MTR, Crawford was most likely going to end up as contract No. 11. I just couldn't justify his placement on the list because if he bounces back to normal over the next 6 years, this contract is not bad. You can't say that about Werth. Plus, Lackey's is worse right now.



Since: Jan 2, 2007
Posted on: November 13, 2011 5:05 pm
 

Baseball's worst contracts, zombie-style

Evan Brunell, would you do us all a favor and find a subject you can write more intelligently about before you write another column for CBS?  Please.

How can you call Ryan Howard "essentially a platoon player?"  How many platoon players suit up for 153 out of 162 games in a season?  How many platoon players go for 30 HR/100 RBI every one of the last six seasons?  How many platoon players are in the top 10 in MVP votes five of the last six seasons?  When you say Howard can't field his position you're being overly dramatic.  Every defensive rating number over on baseball-reference.com considers Howard an average (or at worst just a hair below average) 1B.  He actually had the 5th best range of all 1B in the NL last season -- but you don't want to throw that in because it would detract from your labelling of Howard.  Wouldn't it also have made sense to take notice that his fielding pct. has actually improved over the last three seasons.  Before you throw labels on players, make sure you've got the numbers to back it up.

Wow!  You turned pretty quickly on Alex Rodriguez.  At lunchtime on Sunday, you had Rodriguez outperforming his 2010 season in 2011 in one article.
"But what's interesting is that Rodriguez's season may have arguably outperformed his 2010 season, except without the identifying numbers of 30-100 to tout."
And now, less than four hours later, he's carrying one of the worst contracts on the planet.  You touted stats showing that he created 25% more offensive output than the average ML hitter in 2011.  Not legendary numbers, but nothing to sneeze at either.  Then you even tell us about how he's starting post-season workouts earlier to be in better shape after an injury-plagued season -- the same injury-plagued season where he outperformed the previous season playing barely half a year.
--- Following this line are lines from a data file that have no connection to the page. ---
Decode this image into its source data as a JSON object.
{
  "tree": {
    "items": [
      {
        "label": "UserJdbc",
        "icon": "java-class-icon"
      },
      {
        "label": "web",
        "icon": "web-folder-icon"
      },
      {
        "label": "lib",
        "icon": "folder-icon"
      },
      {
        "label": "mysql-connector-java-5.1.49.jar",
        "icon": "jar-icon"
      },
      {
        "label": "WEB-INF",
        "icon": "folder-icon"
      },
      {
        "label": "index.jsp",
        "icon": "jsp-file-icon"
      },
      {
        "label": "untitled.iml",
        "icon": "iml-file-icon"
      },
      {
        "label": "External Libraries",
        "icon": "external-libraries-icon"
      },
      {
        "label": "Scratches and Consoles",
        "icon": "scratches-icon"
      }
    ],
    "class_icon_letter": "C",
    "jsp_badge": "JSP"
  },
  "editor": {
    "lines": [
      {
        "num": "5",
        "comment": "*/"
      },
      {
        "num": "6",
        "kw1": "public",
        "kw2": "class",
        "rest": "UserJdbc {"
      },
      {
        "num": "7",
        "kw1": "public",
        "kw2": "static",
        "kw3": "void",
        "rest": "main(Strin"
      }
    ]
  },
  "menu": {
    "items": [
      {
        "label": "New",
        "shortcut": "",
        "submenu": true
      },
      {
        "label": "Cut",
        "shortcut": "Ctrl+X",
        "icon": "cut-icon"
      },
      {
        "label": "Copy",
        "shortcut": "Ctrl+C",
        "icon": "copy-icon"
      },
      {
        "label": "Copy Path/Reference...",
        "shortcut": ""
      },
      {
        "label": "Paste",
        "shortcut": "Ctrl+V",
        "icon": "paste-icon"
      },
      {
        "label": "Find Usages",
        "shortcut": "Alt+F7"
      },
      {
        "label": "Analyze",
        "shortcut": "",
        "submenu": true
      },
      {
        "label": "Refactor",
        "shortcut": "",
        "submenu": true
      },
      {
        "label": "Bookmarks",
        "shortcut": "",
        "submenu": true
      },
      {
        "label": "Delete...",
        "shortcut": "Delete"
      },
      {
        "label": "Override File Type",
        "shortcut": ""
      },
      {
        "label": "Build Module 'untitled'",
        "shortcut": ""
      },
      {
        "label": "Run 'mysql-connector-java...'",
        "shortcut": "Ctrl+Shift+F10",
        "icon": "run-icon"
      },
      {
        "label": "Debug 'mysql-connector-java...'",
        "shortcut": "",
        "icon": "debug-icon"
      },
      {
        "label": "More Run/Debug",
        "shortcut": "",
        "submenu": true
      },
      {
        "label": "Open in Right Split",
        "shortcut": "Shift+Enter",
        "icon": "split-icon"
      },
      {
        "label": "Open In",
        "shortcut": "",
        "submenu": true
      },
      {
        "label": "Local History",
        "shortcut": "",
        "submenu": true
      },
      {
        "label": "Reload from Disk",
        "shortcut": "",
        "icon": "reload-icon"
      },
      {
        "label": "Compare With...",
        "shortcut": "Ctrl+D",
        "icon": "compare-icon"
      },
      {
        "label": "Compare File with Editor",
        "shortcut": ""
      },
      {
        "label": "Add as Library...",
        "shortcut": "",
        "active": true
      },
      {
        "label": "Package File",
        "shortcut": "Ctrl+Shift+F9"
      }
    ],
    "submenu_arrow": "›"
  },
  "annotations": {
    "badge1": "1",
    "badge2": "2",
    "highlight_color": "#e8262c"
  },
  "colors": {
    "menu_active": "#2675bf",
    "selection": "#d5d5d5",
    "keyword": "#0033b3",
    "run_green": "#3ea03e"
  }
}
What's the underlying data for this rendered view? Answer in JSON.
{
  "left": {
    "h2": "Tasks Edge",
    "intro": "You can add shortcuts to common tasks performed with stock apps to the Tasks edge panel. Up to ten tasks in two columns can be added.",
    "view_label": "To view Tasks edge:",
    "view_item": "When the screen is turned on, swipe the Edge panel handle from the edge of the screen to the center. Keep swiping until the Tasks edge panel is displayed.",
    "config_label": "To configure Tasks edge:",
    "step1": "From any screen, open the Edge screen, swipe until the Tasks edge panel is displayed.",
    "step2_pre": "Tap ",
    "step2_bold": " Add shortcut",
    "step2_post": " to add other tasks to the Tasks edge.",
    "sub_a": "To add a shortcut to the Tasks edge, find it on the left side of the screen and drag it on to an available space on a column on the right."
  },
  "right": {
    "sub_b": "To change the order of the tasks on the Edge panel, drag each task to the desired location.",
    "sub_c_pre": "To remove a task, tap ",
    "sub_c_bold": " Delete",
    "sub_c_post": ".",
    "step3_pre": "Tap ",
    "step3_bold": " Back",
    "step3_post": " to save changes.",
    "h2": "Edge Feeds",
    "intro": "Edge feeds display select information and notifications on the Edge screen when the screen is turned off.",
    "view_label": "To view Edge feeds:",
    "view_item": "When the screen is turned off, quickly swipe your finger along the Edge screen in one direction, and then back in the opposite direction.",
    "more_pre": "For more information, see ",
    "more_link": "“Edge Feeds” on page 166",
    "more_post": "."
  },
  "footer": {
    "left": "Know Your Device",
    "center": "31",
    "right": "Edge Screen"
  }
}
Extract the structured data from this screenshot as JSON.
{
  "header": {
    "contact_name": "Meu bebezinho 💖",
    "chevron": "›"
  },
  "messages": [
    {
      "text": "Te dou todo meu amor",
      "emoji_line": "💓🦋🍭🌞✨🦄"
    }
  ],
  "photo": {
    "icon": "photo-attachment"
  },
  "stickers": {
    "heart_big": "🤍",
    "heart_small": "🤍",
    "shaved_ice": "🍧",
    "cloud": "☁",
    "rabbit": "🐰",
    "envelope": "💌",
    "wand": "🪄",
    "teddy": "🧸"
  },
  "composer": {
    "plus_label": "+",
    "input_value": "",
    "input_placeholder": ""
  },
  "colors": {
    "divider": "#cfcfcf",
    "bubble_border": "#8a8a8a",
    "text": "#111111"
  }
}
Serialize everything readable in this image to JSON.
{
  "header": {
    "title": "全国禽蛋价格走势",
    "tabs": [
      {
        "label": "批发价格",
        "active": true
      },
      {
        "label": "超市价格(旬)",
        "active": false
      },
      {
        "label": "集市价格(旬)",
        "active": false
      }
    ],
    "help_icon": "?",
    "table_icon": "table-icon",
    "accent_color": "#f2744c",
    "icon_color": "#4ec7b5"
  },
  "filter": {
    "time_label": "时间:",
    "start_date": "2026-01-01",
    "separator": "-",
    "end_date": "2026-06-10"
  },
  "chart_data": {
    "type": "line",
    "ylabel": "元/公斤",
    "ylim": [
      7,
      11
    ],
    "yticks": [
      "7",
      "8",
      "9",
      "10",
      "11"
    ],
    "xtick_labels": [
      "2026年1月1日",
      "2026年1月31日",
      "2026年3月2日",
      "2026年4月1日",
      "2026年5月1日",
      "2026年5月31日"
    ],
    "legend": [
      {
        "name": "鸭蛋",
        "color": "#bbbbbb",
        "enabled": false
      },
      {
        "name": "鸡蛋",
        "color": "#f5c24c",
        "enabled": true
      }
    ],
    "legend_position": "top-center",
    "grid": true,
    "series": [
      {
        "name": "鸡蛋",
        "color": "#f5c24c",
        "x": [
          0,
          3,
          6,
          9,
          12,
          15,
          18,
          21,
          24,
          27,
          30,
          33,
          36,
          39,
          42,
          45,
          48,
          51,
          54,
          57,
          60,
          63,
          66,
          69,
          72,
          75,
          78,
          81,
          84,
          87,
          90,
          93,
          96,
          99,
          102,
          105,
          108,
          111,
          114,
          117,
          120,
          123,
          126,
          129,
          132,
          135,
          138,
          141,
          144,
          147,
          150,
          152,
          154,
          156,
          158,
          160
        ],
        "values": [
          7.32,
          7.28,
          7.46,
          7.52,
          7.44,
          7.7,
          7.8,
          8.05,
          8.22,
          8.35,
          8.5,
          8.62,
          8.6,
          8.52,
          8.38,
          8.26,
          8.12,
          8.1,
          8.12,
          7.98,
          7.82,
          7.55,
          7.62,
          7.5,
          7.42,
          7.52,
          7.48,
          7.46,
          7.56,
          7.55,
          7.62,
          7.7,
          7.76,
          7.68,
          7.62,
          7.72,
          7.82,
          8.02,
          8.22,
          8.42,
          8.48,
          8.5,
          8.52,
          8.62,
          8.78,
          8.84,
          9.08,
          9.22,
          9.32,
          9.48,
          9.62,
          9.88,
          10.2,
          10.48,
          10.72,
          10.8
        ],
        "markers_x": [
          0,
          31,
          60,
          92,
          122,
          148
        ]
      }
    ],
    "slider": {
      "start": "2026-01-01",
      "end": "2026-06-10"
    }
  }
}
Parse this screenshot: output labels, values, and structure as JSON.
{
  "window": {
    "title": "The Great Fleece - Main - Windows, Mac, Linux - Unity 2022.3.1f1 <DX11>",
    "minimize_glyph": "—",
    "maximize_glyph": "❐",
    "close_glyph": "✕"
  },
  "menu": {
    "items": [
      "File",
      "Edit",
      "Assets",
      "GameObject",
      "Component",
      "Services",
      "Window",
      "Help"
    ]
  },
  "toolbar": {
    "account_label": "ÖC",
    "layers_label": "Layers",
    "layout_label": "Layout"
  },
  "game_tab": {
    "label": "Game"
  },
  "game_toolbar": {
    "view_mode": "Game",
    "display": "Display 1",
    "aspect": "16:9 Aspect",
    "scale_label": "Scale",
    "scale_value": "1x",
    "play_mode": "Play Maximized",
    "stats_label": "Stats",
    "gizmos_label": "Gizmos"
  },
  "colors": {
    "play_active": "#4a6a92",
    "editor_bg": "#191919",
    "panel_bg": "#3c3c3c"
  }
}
We all know the Yankees signed him to break the HR record in Yankee pinstripes and nowhere else.  One thing that would have been interesting for you to mention to the reader is the way Rodriguez' contract is structured.  He actually is slated to take a pay cut every season between now and 2017.  Even if he's as overpriced as you say he is, Rodriguez is not there just to produce numbers in the Stadium and he's one of the few big-ticket players in MLB who would actually agree to a base cut in salary in advance of his skills falling off the charts.



Since: Oct 25, 2007
Posted on: November 13, 2011 4:56 pm
 

Baseball's worst contracts, zombie-style

Carl Crawford didn't make the list?  Hitting .255 with 11 home runs is really fair value for 14 million?  And of course, his salary jumps up to 20 million per in the next few years, so I guess that means we can look for at least .260 with 15 dingers.  With numbers like that eventually he'll make J.D. Drew seem like a bargain.


The views expressed in this blog are solely those of the author and do not reflect the views of CBS Sports or CBSSports.com